"We are still too fuzzy. Our central themes are not clear enough and not obvious enough to the public," she told a fringe meeting at the party conference."Party leader Charles Kennedy agrees and thinks "something should be done":
He said voters were looking for the party to produce a more "robust" agenda. "We have to put more detailed policy flesh on the bones of our approach," he added.I think this is quite wrong.
The strength of the Liberal Democrats is their image as a kind of unthreatening middle-of-the road party, attractive to dissident Tory and Labour voters alike. Appearing to have no policies is good, or rather having a policy to suit every interest group is better as Tory councillor Brian Meek has noted:
..... in the local elections last May there was a proposal to close off an Edinburgh road which had become a rat-run for drivers. The problem was the residents were divided about whether this was a good idea.And it's not only in Scotland that the LibDems perform this trick:
The LibDems had the ideal solution. In the part of the street for the closure they put out a leaflet supporting such action. At the other end of the road they issued a leaflet opposing the plan.

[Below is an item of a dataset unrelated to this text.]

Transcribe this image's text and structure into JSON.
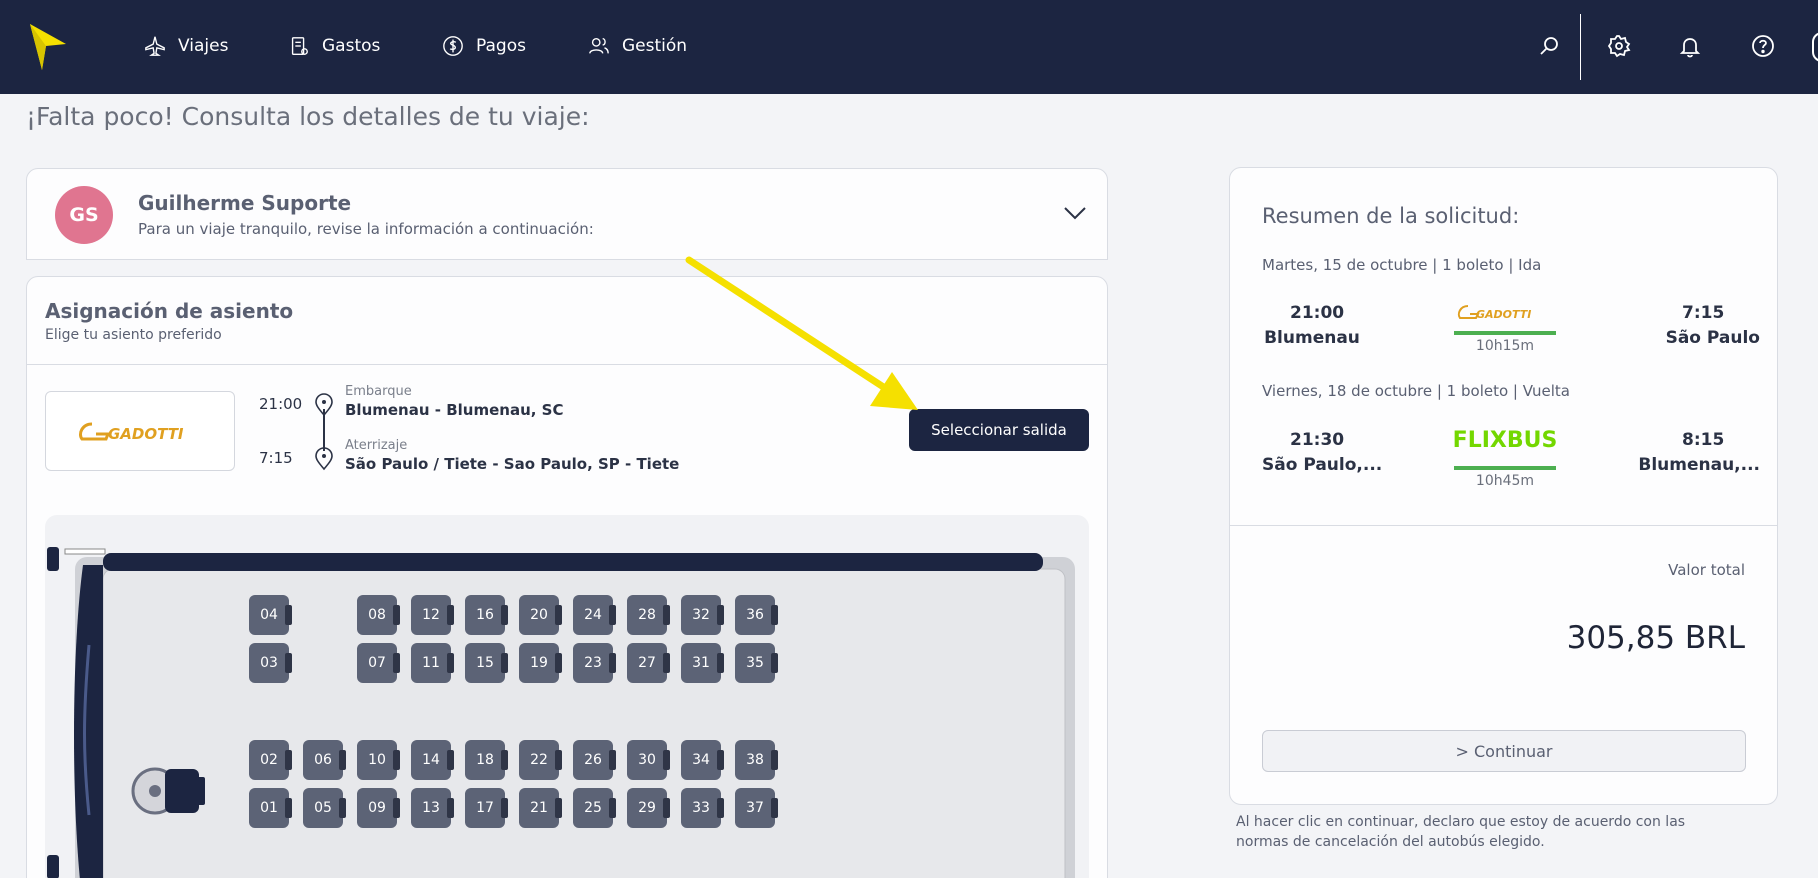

The constituency of Cheadle, in the Stockport area, has a female LibDem MP who told the local paper last month that she was fully in support of foundation status for Stepping Hill Hospital. Days before, at Westminster, she voted against the idea of foundation status for any hospital in the country.If I were asked to advise the Liberal Democrats, I would tell them to retain their "fuzziness" for as long as possible. It wouldn't do for them to be outed as a group of politically correct, tax-and-spend, nanny-statists who besmirch that grand old word "liberal".